From the Union of Concerned Scientists: Setting the Precedent for Clean Energy
Setting the Precedent for Clean Energy
Carefully-sited offshore wind power can make a critical contribution to reducing global warming pollution and cleaning up our nation’s energy supply. As America’s first offshore wind farm, Cape Wind would generate the equivalent of 75 percent of Cape Cod’s energy and would set an important precedent for the future of clean energy development in this country. More than seven years’ worth of state and federal assessments have found that Cape Wind would have overwhelmingly positive environmental effects. Now it needs to clear one last hurdle, a favorable ruling by the Department of Interior. Please urge Interior Secretary Ken Salazar to let Cape Wind finally be installed.
Cape Wind—the wind power project proposed off the coast of Cape Cod, Massachusetts--would comprise 130 turbines on Horseshoe Shoal in Nantucket Sound with a capacity of up to 454 megawatts of clean, renewable energy, producing enough energy on average to meet almost three-quarters of the demand on Cape Cod, Martha's Vineyard, and Nantucket Island. While the Union of Concerned Scientists (UCS) normally does not weigh in on specific proposals for new renewable energy facilities, we believe that Cape Wind—the wind power project proposed off the coast of Cape Cod, Massachusetts—has tremendous precedent-setting potential for the United States.
UCS's position is that Cape Wind and other wind projects should be built unless rigorous review and study shows significant environmental impacts that cannot be mitigated and that outweigh project benefits. We believe that with proper siting, careful design, comprehensive study, monitoring, and mitigation, wind power can and should play a significant role in the Northeast region's electricity system. We have been encouraged by the findings so far of the Cape Wind project’s environmental impact review process.

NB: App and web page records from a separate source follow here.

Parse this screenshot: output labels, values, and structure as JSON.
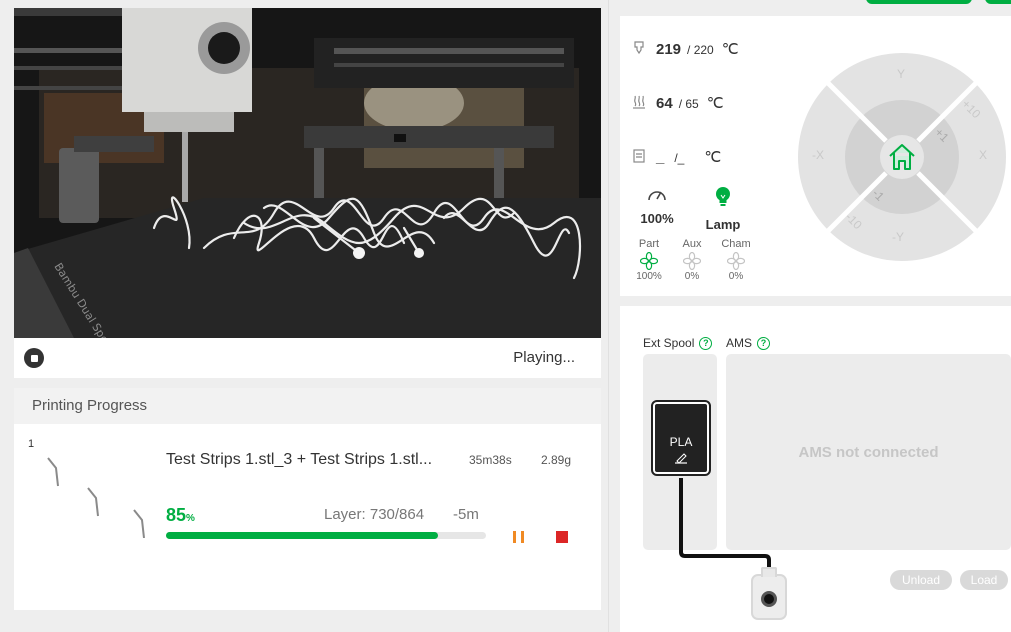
{
  "video": {
    "status": "Playing..."
  },
  "progress": {
    "title": "Printing Progress",
    "plate_number": "1",
    "file_name": "Test Strips 1.stl_3 + Test Strips 1.stl...",
    "time": "35m38s",
    "weight": "2.89g",
    "percent": "85",
    "percent_unit": "%",
    "percent_fraction": 0.85,
    "layer": "Layer: 730/864",
    "remaining": "-5m"
  },
  "temps": {
    "nozzle": {
      "current": "219",
      "target": "/ 220",
      "unit": "℃"
    },
    "bed": {
      "current": "64",
      "target": "/ 65",
      "unit": "℃"
    },
    "chamber": {
      "current": "_",
      "target": "/_",
      "unit": "℃"
    }
  },
  "speed": {
    "value": "100%"
  },
  "lamp": {
    "label": "Lamp"
  },
  "fans": [
    {
      "label": "Part",
      "value": "100%"
    },
    {
      "label": "Aux",
      "value": "0%"
    },
    {
      "label": "Cham",
      "value": "0%"
    }
  ],
  "jog": {
    "y_plus": "Y",
    "y_minus": "-Y",
    "x_plus": "X",
    "x_minus": "-X",
    "step_plus_10": "+10",
    "step_plus_1": "+1",
    "step_minus_1": "-1",
    "step_minus_10": "-10"
  },
  "ams": {
    "ext_spool_label": "Ext Spool",
    "ams_label": "AMS",
    "help": "?",
    "not_connected": "AMS not connected",
    "spool_material": "PLA",
    "unload": "Unload",
    "load": "Load"
  },
  "colors": {
    "accent": "#00ae42",
    "pause": "#f08a24",
    "stop": "#dc2626",
    "lamp": "#00ae42"
  }
}
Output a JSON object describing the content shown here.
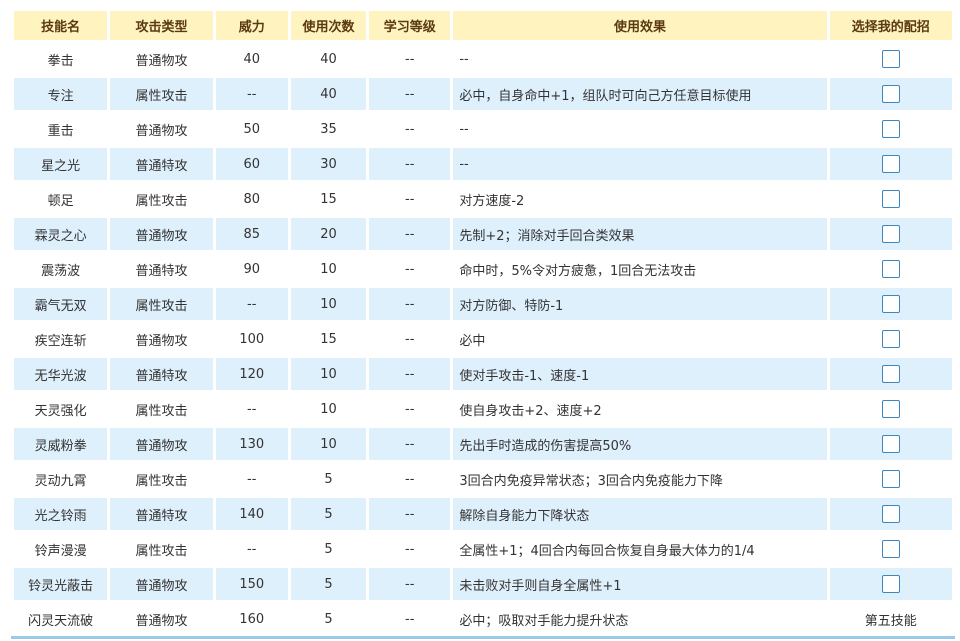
{
  "headers": [
    "技能名",
    "攻击类型",
    "威力",
    "使用次数",
    "学习等级",
    "使用效果",
    "选择我的配招"
  ],
  "skills": [
    {
      "name": "拳击",
      "type": "普通物攻",
      "power": "40",
      "pp": "40",
      "level": "--",
      "effect": "--"
    },
    {
      "name": "专注",
      "type": "属性攻击",
      "power": "--",
      "pp": "40",
      "level": "--",
      "effect": "必中，自身命中+1，组队时可向己方任意目标使用"
    },
    {
      "name": "重击",
      "type": "普通物攻",
      "power": "50",
      "pp": "35",
      "level": "--",
      "effect": "--"
    },
    {
      "name": "星之光",
      "type": "普通特攻",
      "power": "60",
      "pp": "30",
      "level": "--",
      "effect": "--"
    },
    {
      "name": "顿足",
      "type": "属性攻击",
      "power": "80",
      "pp": "15",
      "level": "--",
      "effect": "对方速度-2"
    },
    {
      "name": "霖灵之心",
      "type": "普通物攻",
      "power": "85",
      "pp": "20",
      "level": "--",
      "effect": "先制+2；消除对手回合类效果"
    },
    {
      "name": "震荡波",
      "type": "普通特攻",
      "power": "90",
      "pp": "10",
      "level": "--",
      "effect": "命中时，5%令对方疲惫，1回合无法攻击"
    },
    {
      "name": "霸气无双",
      "type": "属性攻击",
      "power": "--",
      "pp": "10",
      "level": "--",
      "effect": "对方防御、特防-1"
    },
    {
      "name": "疾空连斩",
      "type": "普通物攻",
      "power": "100",
      "pp": "15",
      "level": "--",
      "effect": "必中"
    },
    {
      "name": "无华光波",
      "type": "普通特攻",
      "power": "120",
      "pp": "10",
      "level": "--",
      "effect": "使对手攻击-1、速度-1"
    },
    {
      "name": "天灵强化",
      "type": "属性攻击",
      "power": "--",
      "pp": "10",
      "level": "--",
      "effect": "使自身攻击+2、速度+2"
    },
    {
      "name": "灵威粉拳",
      "type": "普通物攻",
      "power": "130",
      "pp": "10",
      "level": "--",
      "effect": "先出手时造成的伤害提高50%"
    },
    {
      "name": "灵动九霄",
      "type": "属性攻击",
      "power": "--",
      "pp": "5",
      "level": "--",
      "effect": "3回合内免疫异常状态；3回合内免疫能力下降"
    },
    {
      "name": "光之铃雨",
      "type": "普通特攻",
      "power": "140",
      "pp": "5",
      "level": "--",
      "effect": "解除自身能力下降状态"
    },
    {
      "name": "铃声漫漫",
      "type": "属性攻击",
      "power": "--",
      "pp": "5",
      "level": "--",
      "effect": "全属性+1；4回合内每回合恢复自身最大体力的1/4"
    },
    {
      "name": "铃灵光蔽击",
      "type": "普通物攻",
      "power": "150",
      "pp": "5",
      "level": "--",
      "effect": "未击败对手则自身全属性+1"
    },
    {
      "name": "闪灵天流破",
      "type": "普通物攻",
      "power": "160",
      "pp": "5",
      "level": "--",
      "effect": "必中；吸取对手能力提升状态",
      "select_text": "第五技能"
    }
  ]
}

Please go here to urge Interior Secretary Ken Salazar to let Cape Wind finally be installed.